◆ **WHAT IS BEING ASKED**
Each line from the one containing "Enumerate this screenshot's" to the end of the data must be copied exactly, the first and last included; no other lines and no pictures belong in the copy.

Records from a data collection:
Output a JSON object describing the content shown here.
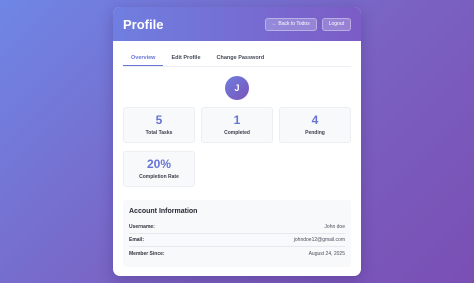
{
  "header": {
    "title": "Profile",
    "back_label": "← Back to Todos",
    "logout_label": "Logout"
  },
  "tabs": [
    {
      "label": "Overview",
      "active": true
    },
    {
      "label": "Edit Profile",
      "active": false
    },
    {
      "label": "Change Password",
      "active": false
    }
  ],
  "avatar": {
    "initial": "J"
  },
  "stats": [
    {
      "value": "5",
      "label": "Total Tasks"
    },
    {
      "value": "1",
      "label": "Completed"
    },
    {
      "value": "4",
      "label": "Pending"
    },
    {
      "value": "20%",
      "label": "Completion Rate"
    }
  ],
  "account": {
    "title": "Account Information",
    "rows": [
      {
        "key": "Username:",
        "value": "John doe"
      },
      {
        "key": "Email:",
        "value": "johndoe12@gmail.com"
      },
      {
        "key": "Member Since:",
        "value": "August 24, 2025"
      }
    ]
  },
  "colors": {
    "accent": "#6874d8",
    "header_start": "#6f7fe0",
    "header_end": "#7c5cc6"
  }
}
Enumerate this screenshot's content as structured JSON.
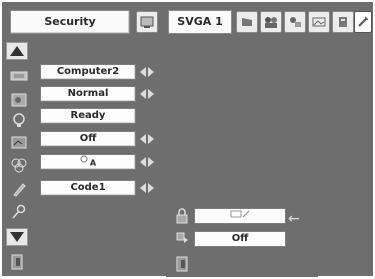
{
  "header": {
    "title": "Security",
    "source": "SVGA 1",
    "icons": [
      "image-adjust-icon",
      "input-source-icon",
      "screen-icon",
      "color-icon",
      "setting-icon",
      "sound-icon",
      "info-icon",
      "security-icon"
    ]
  },
  "sidebar": {
    "items": [
      "up-arrow-icon",
      "display-icon",
      "image-icon",
      "lamp-icon",
      "screen-icon",
      "color-icon",
      "pencil-icon",
      "key-icon",
      "down-arrow-icon",
      "exit-icon"
    ]
  },
  "rows": [
    {
      "value": "Computer2",
      "has_arrows": true
    },
    {
      "value": "Normal",
      "has_arrows": true
    },
    {
      "value": "Ready",
      "has_arrows": false
    },
    {
      "value": "Off",
      "has_arrows": true
    },
    {
      "value": "A",
      "has_arrows": true
    },
    {
      "value": "Code1",
      "has_arrows": true
    }
  ],
  "subpanel": {
    "row1_value": "",
    "row2_value": "Off"
  },
  "colors": {
    "background": "#6e6e6e",
    "box": "#fdfdfd",
    "arrow": "#dcdcdc"
  }
}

◆ **EXPECTED OUTPUT**
Enumerate this screenshot's content as structured JSON.
{
  "header": {
    "title": "Security",
    "source": "SVGA 1",
    "icons": [
      "image-adjust-icon",
      "input-source-icon",
      "screen-icon",
      "color-icon",
      "setting-icon",
      "sound-icon",
      "info-icon",
      "security-icon"
    ]
  },
  "sidebar": {
    "items": [
      "up-arrow-icon",
      "display-icon",
      "image-icon",
      "lamp-icon",
      "screen-icon",
      "color-icon",
      "pencil-icon",
      "key-icon",
      "down-arrow-icon",
      "exit-icon"
    ]
  },
  "rows": [
    {
      "value": "Computer2",
      "has_arrows": true
    },
    {
      "value": "Normal",
      "has_arrows": true
    },
    {
      "value": "Ready",
      "has_arrows": false
    },
    {
      "value": "Off",
      "has_arrows": true
    },
    {
      "value": "A",
      "has_arrows": true
    },
    {
      "value": "Code1",
      "has_arrows": true
    }
  ],
  "subpanel": {
    "row1_value": "",
    "row2_value": "Off"
  },
  "colors": {
    "background": "#6e6e6e",
    "box": "#fdfdfd",
    "arrow": "#dcdcdc"
  }
}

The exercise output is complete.